Data records for software interfaces
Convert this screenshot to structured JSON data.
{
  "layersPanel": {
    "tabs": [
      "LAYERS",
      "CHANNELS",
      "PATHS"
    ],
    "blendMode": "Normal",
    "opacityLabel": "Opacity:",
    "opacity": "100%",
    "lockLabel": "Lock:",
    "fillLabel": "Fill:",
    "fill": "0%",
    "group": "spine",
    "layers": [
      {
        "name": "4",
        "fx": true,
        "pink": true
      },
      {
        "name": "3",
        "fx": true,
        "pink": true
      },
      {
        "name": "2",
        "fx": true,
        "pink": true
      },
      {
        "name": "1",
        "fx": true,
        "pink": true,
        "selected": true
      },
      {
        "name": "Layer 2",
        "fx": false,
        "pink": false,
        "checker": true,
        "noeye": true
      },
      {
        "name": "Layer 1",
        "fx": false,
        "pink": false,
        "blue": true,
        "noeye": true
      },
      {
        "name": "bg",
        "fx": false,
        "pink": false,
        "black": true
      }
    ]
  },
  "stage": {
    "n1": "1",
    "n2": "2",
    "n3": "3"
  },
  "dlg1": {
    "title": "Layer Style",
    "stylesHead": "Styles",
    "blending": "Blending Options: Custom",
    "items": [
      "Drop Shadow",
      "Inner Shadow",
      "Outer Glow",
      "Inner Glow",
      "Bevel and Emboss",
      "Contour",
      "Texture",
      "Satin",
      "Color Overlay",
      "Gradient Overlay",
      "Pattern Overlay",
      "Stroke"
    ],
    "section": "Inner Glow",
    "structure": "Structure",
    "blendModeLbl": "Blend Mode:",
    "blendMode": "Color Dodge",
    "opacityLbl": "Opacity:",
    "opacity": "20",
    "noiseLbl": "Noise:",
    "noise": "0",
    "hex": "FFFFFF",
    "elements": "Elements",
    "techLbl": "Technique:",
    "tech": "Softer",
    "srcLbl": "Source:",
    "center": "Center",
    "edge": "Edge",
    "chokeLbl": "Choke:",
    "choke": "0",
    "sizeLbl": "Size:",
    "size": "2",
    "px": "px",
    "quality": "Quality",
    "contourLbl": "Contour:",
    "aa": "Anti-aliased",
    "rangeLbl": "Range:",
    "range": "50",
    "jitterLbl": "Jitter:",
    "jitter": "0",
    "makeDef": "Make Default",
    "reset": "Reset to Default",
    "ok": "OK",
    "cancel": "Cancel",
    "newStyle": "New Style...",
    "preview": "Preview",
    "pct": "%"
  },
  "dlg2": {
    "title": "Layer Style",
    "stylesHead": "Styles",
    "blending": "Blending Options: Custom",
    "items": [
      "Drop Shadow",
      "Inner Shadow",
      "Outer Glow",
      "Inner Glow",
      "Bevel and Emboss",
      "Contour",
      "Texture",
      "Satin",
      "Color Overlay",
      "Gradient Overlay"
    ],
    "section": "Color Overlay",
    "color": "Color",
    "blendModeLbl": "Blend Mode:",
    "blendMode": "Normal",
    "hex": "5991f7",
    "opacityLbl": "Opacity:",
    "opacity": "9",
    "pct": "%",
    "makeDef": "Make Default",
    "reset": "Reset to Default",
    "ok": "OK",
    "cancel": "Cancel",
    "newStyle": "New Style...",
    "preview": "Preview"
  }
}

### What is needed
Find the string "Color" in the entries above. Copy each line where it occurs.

### Solution below
      "Color Overlay",
    "blendMode": "Color Dodge",
      "Color Overlay",
    "section": "Color Overlay",
    "color": "Color",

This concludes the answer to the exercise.